*** INPUT DATA Section Begins ***
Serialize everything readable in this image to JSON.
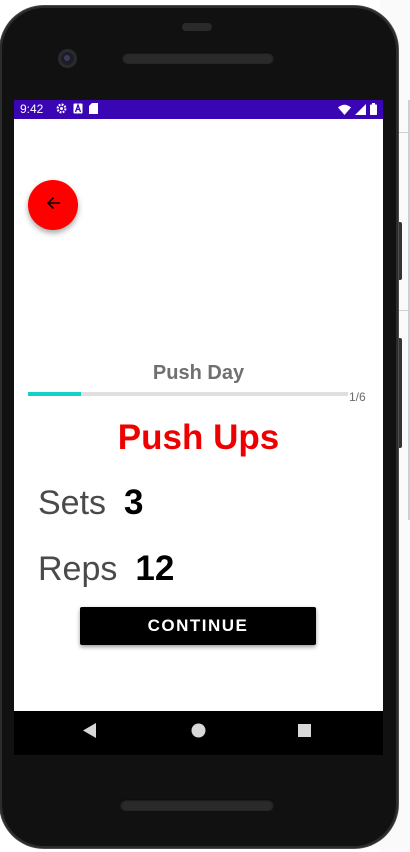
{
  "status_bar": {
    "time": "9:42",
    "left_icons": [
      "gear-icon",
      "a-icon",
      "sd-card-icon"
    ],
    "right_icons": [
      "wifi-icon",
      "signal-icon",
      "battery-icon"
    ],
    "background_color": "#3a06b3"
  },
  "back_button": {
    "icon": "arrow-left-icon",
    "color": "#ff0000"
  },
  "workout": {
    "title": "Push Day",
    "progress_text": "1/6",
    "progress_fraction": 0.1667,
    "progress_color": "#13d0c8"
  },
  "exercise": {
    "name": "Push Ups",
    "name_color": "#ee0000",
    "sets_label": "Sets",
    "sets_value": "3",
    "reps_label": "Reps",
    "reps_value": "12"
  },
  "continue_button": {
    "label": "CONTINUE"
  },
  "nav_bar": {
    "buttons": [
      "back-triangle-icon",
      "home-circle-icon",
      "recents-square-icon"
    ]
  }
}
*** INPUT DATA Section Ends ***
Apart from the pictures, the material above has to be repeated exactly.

Serialize everything readable in this image to JSON.
{
  "status_bar": {
    "time": "9:42",
    "left_icons": [
      "gear-icon",
      "a-icon",
      "sd-card-icon"
    ],
    "right_icons": [
      "wifi-icon",
      "signal-icon",
      "battery-icon"
    ],
    "background_color": "#3a06b3"
  },
  "back_button": {
    "icon": "arrow-left-icon",
    "color": "#ff0000"
  },
  "workout": {
    "title": "Push Day",
    "progress_text": "1/6",
    "progress_fraction": 0.1667,
    "progress_color": "#13d0c8"
  },
  "exercise": {
    "name": "Push Ups",
    "name_color": "#ee0000",
    "sets_label": "Sets",
    "sets_value": "3",
    "reps_label": "Reps",
    "reps_value": "12"
  },
  "continue_button": {
    "label": "CONTINUE"
  },
  "nav_bar": {
    "buttons": [
      "back-triangle-icon",
      "home-circle-icon",
      "recents-square-icon"
    ]
  }
}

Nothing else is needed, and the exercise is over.